- What the task requires: Go through the listing below, count the lines that contain "caption", and state the number alone.

··········

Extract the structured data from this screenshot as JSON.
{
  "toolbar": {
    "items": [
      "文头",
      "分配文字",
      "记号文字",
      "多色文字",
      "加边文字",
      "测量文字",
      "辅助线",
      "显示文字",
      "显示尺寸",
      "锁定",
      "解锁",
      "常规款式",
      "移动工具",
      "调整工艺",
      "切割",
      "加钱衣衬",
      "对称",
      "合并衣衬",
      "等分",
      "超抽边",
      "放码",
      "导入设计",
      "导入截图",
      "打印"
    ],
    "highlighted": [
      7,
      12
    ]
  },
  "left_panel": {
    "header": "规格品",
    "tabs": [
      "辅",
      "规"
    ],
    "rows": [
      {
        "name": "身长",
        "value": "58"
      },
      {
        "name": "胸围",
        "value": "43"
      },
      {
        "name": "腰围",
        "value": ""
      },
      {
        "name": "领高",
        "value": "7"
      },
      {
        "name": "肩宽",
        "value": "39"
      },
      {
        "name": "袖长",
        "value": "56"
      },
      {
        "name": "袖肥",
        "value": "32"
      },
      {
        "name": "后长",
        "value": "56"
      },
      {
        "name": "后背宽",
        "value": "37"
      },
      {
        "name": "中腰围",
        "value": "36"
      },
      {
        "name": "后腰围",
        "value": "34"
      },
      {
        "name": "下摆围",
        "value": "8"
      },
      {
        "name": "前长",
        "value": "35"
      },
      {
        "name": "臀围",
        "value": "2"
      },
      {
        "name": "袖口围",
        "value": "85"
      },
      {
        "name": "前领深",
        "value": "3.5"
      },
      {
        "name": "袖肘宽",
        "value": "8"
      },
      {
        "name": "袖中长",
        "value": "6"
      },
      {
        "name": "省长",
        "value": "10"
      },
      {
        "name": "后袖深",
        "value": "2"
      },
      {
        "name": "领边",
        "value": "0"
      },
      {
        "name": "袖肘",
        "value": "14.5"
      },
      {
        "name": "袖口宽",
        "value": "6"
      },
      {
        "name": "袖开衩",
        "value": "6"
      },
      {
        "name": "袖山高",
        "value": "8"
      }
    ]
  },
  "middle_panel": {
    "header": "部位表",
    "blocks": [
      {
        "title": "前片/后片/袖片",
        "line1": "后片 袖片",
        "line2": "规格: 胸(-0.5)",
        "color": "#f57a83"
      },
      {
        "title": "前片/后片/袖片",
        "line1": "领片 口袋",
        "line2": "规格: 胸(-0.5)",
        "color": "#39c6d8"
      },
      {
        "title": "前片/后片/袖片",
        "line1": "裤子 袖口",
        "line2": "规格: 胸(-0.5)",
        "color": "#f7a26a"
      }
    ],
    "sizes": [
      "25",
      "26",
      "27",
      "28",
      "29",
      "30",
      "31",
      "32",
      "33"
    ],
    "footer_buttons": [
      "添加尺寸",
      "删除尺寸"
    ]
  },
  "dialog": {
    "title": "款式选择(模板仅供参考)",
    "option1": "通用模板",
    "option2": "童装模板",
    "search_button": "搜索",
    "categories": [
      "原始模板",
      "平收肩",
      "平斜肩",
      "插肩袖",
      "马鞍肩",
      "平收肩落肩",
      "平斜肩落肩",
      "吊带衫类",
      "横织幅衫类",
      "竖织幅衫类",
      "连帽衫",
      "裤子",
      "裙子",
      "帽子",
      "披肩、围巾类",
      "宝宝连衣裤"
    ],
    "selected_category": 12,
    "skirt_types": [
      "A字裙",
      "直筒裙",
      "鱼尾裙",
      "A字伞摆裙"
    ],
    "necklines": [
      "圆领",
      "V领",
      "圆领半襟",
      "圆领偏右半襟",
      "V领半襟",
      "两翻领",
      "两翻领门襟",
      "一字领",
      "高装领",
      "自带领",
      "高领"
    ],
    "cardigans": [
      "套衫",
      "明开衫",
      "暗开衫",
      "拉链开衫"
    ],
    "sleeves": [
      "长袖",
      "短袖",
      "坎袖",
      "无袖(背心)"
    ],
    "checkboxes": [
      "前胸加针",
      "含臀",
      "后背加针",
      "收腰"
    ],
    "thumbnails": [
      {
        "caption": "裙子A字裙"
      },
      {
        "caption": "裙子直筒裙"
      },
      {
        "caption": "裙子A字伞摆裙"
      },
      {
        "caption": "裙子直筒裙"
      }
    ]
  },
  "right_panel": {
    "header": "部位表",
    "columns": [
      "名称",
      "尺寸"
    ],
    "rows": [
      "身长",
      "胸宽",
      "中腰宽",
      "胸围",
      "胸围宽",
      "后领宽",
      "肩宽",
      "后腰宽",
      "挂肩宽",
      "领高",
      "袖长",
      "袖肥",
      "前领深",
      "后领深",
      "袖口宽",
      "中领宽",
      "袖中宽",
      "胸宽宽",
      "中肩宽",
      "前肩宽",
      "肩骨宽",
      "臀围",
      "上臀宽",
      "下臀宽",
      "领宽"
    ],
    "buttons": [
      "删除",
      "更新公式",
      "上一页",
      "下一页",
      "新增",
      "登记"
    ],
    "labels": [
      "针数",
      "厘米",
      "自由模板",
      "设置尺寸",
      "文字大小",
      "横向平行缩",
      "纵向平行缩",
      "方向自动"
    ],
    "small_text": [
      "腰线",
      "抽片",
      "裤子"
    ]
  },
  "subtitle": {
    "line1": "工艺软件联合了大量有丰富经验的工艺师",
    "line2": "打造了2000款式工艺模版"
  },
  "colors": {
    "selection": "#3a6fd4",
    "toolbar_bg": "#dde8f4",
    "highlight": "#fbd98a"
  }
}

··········

- Task response: 4